Or think about science. The world was thought to be flat at one point, right? The sun revolved around the earth too, back in the day. Neanderthals were stupid hominids that couldn’t cope with the harsh realities of life and so, died out, while we intelligent humans lived on, right? Um no, actually, we all have Neanderthal blood (in case you haven’t heard) and, in fact, some of our most distinctly “human” traits come not from our scrawny, hairless ancestors but from those thick-headed lugs.
Now what would my life be like now, what would it say about me, if, in the face of the absolute evidence to the contrary, I insisted on holding on to my belief that the sun revolved around the earth or in the lesser nature of Neanderthal people? Well, actually, that would be exactly the same as what you’re likely doing now in many areas of your life.
Evidence exists that could educate and free you from the story that you’re not good enough, that you’re stupid or bad or wrong or unlovable. The proof exists right now that you are not flawed and broken and doomed to feel bad about yourself or to struggle with food or to hate your body forever.
So what do you say? Are you open to the possibility that the world is round? What about the possibility that you’re actually a very cool person with a lot to offer who just keeps putting far more weight on what others think – or worse, what you think they think – than on what you feel and believe and on your right to honour yourself first and foremost?
The little exercise above is a great way to quickly reveal to yourself how open you are to seeing the truth vs. how wedded you are to being right regardless of the costs.
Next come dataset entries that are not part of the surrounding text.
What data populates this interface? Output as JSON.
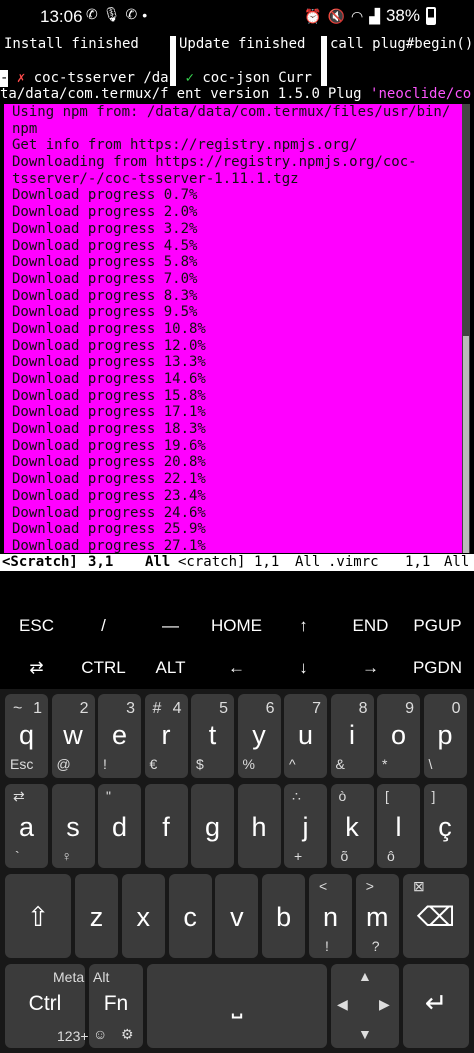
{
  "status_bar": {
    "time": "13:06",
    "battery": "38%",
    "left_icons": [
      "whatsapp-icon",
      "mic-icon",
      "whatsapp-icon",
      "dot-icon"
    ],
    "right_icons": [
      "alarm-icon",
      "mute-icon",
      "wifi-icon",
      "signal-icon",
      "battery-icon"
    ]
  },
  "terminal": {
    "tabs": [
      "Install finished",
      "Update finished",
      "call plug#begin()"
    ],
    "row2": {
      "dash": "-",
      "fail_mark": "✗",
      "item1": " coc-tsserver /da",
      "sep": "-",
      "ok_mark": "✓",
      "item2": " coc-json Curr"
    },
    "row3": {
      "part1": "ta/data/com.termux/f",
      "part2": "ent version 1.5.0",
      "part3": "Plug ",
      "part4": "'neoclide/co"
    },
    "scratch_lines": [
      "Using npm from: /data/data/com.termux/files/usr/bin/",
      "npm",
      "Get info from https://registry.npmjs.org/",
      "Downloading from https://registry.npmjs.org/coc-",
      "tsserver/-/coc-tsserver-1.11.1.tgz",
      "Download progress 0.7%",
      "Download progress 2.0%",
      "Download progress 3.2%",
      "Download progress 4.5%",
      "Download progress 5.8%",
      "Download progress 7.0%",
      "Download progress 8.3%",
      "Download progress 9.5%",
      "Download progress 10.8%",
      "Download progress 12.0%",
      "Download progress 13.3%",
      "Download progress 14.6%",
      "Download progress 15.8%",
      "Download progress 17.1%",
      "Download progress 18.3%",
      "Download progress 19.6%",
      "Download progress 20.8%",
      "Download progress 22.1%",
      "Download progress 23.4%",
      "Download progress 24.6%",
      "Download progress 25.9%",
      "Download progress 27.1%"
    ],
    "statusline": {
      "pane1_name": "<Scratch]",
      "pane1_pos": "3,1",
      "pane1_all": "All",
      "pane2_name": "<cratch]",
      "pane2_pos": "1,1",
      "pane2_all": "All",
      "pane3_name": ".vimrc",
      "pane3_pos": "1,1",
      "pane3_all": "All"
    }
  },
  "extra_keys": {
    "row1": [
      "ESC",
      "/",
      "—",
      "HOME",
      "↑",
      "END",
      "PGUP"
    ],
    "row2": [
      "⇄",
      "CTRL",
      "ALT",
      "←",
      "↓",
      "→",
      "PGDN"
    ]
  },
  "keyboard": {
    "row1": [
      {
        "main": "q",
        "num": "1",
        "alt": "~",
        "sub": "Esc"
      },
      {
        "main": "w",
        "num": "2",
        "alt": "",
        "sub": "@"
      },
      {
        "main": "e",
        "num": "3",
        "alt": "",
        "sub": "!"
      },
      {
        "main": "r",
        "num": "4",
        "alt": "#",
        "sub": "€"
      },
      {
        "main": "t",
        "num": "5",
        "alt": "",
        "sub": "$"
      },
      {
        "main": "y",
        "num": "6",
        "alt": "",
        "sub": "%"
      },
      {
        "main": "u",
        "num": "7",
        "alt": "",
        "sub": "^"
      },
      {
        "main": "i",
        "num": "8",
        "alt": "",
        "sub": "&"
      },
      {
        "main": "o",
        "num": "9",
        "alt": "",
        "sub": "*"
      },
      {
        "main": "p",
        "num": "0",
        "alt": "",
        "sub": "\\"
      }
    ],
    "row1_extra": {
      "key6_sub2": "ö",
      "key9_sub2": "õ"
    },
    "row2": [
      {
        "main": "a",
        "top": "⇄",
        "bottom": "`"
      },
      {
        "main": "s",
        "top": "",
        "bottom": "♀"
      },
      {
        "main": "d",
        "top": "\"",
        "bottom": ""
      },
      {
        "main": "f",
        "top": "",
        "bottom": ""
      },
      {
        "main": "g",
        "top": "",
        "bottom": ""
      },
      {
        "main": "h",
        "top": "",
        "bottom": ""
      },
      {
        "main": "j",
        "top": "∴",
        "bottom": "+"
      },
      {
        "main": "k",
        "top": "ò",
        "bottom": "õ"
      },
      {
        "main": "l",
        "top": "[",
        "bottom": "ô"
      },
      {
        "main": "ç",
        "top": "]",
        "bottom": ""
      }
    ],
    "row3": [
      {
        "main": "⇧",
        "top": ""
      },
      {
        "main": "z",
        "top": ""
      },
      {
        "main": "x",
        "top": ""
      },
      {
        "main": "c",
        "top": ""
      },
      {
        "main": "v",
        "top": ""
      },
      {
        "main": "b",
        "top": ""
      },
      {
        "main": "n",
        "top": "<"
      },
      {
        "main": "m",
        "top": ">"
      },
      {
        "main": "⌫",
        "top": "⊠"
      }
    ],
    "row3_sub": {
      "n_bottom": "!",
      "m_bottom": "?"
    },
    "row4": {
      "ctrl": "Ctrl",
      "ctrl_top": "Meta",
      "ctrl_bottom": "123+",
      "fn": "Fn",
      "fn_top": "Alt",
      "space": "⎵",
      "arrows_up": "▲",
      "arrows_left": "◀",
      "arrows_right": "▶",
      "arrows_down": "▼",
      "enter": "↵"
    }
  }
}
I encourage you to think about this this week and to become borderline obsessed for this week with noticing when you’re feeling at all anxious or insecure (shy, withdrawn, flushed, wanting to eat and not hungry…) and just ask yourself: What am I telling myself happened? And what would anyone else say happened? And could I let go of my story and just be open to the possibility that my interpretation is a little skewed? What would that mean to my feelings and actions in this moment?
See how that goes. Next week we’re going to dive a little deeper and talk more about perceptions and truths and relationships and how to step more into that space of true self-confidence and self-trust.